## EXERCISE DETAILS:
Among the entries below, tally each line containing "title"; respond with the total only.

## Data excerpts:
● ● ● ● ●

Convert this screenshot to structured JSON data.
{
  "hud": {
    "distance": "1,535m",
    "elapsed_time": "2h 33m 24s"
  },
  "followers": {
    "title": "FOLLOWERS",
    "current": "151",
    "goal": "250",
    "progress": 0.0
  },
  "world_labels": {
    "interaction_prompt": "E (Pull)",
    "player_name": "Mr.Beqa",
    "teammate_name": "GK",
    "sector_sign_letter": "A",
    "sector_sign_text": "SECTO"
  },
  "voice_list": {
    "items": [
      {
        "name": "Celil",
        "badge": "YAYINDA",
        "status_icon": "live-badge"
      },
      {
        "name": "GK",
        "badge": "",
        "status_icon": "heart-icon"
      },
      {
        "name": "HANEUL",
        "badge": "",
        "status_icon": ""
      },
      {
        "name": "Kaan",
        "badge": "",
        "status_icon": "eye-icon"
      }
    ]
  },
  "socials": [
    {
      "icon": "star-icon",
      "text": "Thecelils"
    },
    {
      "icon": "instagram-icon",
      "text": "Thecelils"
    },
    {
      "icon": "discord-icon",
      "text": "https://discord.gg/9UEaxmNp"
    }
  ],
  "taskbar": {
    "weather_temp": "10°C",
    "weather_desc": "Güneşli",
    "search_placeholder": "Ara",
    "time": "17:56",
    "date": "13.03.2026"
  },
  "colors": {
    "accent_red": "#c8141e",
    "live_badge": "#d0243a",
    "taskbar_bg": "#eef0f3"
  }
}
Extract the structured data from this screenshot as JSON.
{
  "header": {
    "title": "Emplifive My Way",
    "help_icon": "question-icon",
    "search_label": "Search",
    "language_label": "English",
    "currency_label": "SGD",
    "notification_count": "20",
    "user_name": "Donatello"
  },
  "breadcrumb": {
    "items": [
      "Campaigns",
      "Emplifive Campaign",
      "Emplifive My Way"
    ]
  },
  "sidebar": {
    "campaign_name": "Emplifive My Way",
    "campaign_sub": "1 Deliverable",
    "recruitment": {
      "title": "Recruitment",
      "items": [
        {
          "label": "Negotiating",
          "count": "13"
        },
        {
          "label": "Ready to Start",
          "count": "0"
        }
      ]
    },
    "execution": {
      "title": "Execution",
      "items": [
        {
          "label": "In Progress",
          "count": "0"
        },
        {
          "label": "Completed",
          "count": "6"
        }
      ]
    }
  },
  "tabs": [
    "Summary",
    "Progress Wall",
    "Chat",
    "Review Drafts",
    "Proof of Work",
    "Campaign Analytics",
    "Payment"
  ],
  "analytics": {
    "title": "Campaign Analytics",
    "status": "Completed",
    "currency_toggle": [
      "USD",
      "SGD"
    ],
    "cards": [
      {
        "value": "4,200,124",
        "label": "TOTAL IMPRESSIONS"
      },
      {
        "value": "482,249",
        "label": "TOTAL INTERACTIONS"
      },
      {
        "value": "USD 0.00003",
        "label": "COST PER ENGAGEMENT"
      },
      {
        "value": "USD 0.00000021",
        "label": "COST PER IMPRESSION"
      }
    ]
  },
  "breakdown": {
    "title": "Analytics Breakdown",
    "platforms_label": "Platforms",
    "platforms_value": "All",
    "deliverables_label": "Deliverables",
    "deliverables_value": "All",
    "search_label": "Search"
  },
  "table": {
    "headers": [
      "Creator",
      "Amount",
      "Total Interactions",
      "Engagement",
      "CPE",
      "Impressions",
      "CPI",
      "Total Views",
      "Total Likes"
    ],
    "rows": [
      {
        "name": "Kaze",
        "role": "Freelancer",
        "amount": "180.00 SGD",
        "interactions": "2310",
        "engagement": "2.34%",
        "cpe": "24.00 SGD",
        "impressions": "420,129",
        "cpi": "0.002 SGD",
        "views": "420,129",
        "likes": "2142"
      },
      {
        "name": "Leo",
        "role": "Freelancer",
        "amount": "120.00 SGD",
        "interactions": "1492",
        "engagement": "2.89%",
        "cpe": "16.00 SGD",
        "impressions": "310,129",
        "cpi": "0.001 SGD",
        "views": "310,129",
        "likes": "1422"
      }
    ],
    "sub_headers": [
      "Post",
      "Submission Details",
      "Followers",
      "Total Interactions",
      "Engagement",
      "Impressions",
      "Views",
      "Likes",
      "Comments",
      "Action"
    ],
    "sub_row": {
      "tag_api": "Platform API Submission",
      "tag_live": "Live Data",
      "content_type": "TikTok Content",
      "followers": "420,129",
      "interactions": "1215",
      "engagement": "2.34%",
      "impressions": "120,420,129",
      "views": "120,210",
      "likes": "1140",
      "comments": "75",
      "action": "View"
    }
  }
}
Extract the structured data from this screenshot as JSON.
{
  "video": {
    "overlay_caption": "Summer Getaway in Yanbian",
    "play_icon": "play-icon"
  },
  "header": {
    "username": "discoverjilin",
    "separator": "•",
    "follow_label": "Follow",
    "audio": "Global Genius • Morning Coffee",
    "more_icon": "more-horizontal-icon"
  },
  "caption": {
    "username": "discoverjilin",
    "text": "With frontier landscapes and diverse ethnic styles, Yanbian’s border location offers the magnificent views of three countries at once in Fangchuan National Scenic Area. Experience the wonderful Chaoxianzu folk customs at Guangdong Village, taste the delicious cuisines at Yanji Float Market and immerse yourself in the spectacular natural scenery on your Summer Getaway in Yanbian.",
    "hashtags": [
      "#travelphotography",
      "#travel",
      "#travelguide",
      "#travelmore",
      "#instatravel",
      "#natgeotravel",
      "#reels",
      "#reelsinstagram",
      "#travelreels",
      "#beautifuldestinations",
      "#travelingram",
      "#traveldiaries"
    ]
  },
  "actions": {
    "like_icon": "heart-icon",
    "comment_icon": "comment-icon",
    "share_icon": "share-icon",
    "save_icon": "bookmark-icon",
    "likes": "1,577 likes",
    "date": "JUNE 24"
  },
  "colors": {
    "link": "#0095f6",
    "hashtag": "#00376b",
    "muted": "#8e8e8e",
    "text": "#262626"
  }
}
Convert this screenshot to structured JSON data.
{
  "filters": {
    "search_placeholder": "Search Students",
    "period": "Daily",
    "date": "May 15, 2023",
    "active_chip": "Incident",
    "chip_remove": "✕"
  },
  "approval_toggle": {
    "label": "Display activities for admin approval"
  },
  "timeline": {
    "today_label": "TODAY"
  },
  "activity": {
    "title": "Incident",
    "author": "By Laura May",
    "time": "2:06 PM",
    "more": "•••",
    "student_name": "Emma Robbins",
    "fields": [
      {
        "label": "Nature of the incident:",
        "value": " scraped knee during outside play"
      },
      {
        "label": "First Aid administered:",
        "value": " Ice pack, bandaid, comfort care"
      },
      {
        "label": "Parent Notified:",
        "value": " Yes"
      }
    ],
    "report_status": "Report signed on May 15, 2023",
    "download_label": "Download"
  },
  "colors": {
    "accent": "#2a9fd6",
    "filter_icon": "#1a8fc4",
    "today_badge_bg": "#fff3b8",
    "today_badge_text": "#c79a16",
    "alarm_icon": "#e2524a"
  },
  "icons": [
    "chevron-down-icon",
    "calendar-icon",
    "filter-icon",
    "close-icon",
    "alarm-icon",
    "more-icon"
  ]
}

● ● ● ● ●

## ANSWER:
7